------ Listed records ------
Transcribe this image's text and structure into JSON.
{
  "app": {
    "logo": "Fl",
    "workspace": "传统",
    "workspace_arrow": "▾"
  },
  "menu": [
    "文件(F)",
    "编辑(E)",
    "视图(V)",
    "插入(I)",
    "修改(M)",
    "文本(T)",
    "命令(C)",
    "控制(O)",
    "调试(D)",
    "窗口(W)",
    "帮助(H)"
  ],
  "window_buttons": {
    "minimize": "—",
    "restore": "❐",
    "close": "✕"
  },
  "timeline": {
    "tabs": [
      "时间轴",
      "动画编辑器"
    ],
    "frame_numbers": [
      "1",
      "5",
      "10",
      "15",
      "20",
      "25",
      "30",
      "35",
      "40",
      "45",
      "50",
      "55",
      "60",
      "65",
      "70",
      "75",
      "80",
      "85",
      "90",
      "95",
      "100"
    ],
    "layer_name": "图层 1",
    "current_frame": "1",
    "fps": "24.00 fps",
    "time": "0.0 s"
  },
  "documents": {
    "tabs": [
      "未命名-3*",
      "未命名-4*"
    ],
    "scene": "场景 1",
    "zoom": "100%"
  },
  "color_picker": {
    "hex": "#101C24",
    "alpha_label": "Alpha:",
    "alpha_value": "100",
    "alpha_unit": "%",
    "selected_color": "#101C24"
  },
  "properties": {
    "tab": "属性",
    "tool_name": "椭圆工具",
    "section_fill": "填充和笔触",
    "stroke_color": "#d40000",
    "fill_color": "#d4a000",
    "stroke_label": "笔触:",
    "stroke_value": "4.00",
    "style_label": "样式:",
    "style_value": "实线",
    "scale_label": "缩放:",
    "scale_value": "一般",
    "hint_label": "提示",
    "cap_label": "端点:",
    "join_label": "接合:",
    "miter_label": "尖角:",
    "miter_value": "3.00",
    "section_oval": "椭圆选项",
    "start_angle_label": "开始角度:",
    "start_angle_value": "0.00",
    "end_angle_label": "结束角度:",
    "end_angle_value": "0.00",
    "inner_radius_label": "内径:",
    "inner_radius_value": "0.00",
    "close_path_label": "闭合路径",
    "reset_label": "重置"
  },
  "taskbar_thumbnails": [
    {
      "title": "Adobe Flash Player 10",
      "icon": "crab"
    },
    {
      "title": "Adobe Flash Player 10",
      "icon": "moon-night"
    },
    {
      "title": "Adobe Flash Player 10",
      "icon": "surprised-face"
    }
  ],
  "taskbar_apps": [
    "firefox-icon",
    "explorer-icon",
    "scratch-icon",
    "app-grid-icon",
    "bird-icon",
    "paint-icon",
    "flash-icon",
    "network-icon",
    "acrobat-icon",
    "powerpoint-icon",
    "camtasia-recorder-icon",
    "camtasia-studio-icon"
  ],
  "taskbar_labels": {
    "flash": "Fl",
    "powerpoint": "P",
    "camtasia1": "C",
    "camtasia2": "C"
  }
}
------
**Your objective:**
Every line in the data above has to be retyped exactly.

**Written response:**
Transcribe this image's text and structure into JSON.
{
  "app": {
    "logo": "Fl",
    "workspace": "传统",
    "workspace_arrow": "▾"
  },
  "menu": [
    "文件(F)",
    "编辑(E)",
    "视图(V)",
    "插入(I)",
    "修改(M)",
    "文本(T)",
    "命令(C)",
    "控制(O)",
    "调试(D)",
    "窗口(W)",
    "帮助(H)"
  ],
  "window_buttons": {
    "minimize": "—",
    "restore": "❐",
    "close": "✕"
  },
  "timeline": {
    "tabs": [
      "时间轴",
      "动画编辑器"
    ],
    "frame_numbers": [
      "1",
      "5",
      "10",
      "15",
      "20",
      "25",
      "30",
      "35",
      "40",
      "45",
      "50",
      "55",
      "60",
      "65",
      "70",
      "75",
      "80",
      "85",
      "90",
      "95",
      "100"
    ],
    "layer_name": "图层 1",
    "current_frame": "1",
    "fps": "24.00 fps",
    "time": "0.0 s"
  },
  "documents": {
    "tabs": [
      "未命名-3*",
      "未命名-4*"
    ],
    "scene": "场景 1",
    "zoom": "100%"
  },
  "color_picker": {
    "hex": "#101C24",
    "alpha_label": "Alpha:",
    "alpha_value": "100",
    "alpha_unit": "%",
    "selected_color": "#101C24"
  },
  "properties": {
    "tab": "属性",
    "tool_name": "椭圆工具",
    "section_fill": "填充和笔触",
    "stroke_color": "#d40000",
    "fill_color": "#d4a000",
    "stroke_label": "笔触:",
    "stroke_value": "4.00",
    "style_label": "样式:",
    "style_value": "实线",
    "scale_label": "缩放:",
    "scale_value": "一般",
    "hint_label": "提示",
    "cap_label": "端点:",
    "join_label": "接合:",
    "miter_label": "尖角:",
    "miter_value": "3.00",
    "section_oval": "椭圆选项",
    "start_angle_label": "开始角度:",
    "start_angle_value": "0.00",
    "end_angle_label": "结束角度:",
    "end_angle_value": "0.00",
    "inner_radius_label": "内径:",
    "inner_radius_value": "0.00",
    "close_path_label": "闭合路径",
    "reset_label": "重置"
  },
  "taskbar_thumbnails": [
    {
      "title": "Adobe Flash Player 10",
      "icon": "crab"
    },
    {
      "title": "Adobe Flash Player 10",
      "icon": "moon-night"
    },
    {
      "title": "Adobe Flash Player 10",
      "icon": "surprised-face"
    }
  ],
  "taskbar_apps": [
    "firefox-icon",
    "explorer-icon",
    "scratch-icon",
    "app-grid-icon",
    "bird-icon",
    "paint-icon",
    "flash-icon",
    "network-icon",
    "acrobat-icon",
    "powerpoint-icon",
    "camtasia-recorder-icon",
    "camtasia-studio-icon"
  ],
  "taskbar_labels": {
    "flash": "Fl",
    "powerpoint": "P",
    "camtasia1": "C",
    "camtasia2": "C"
  }
}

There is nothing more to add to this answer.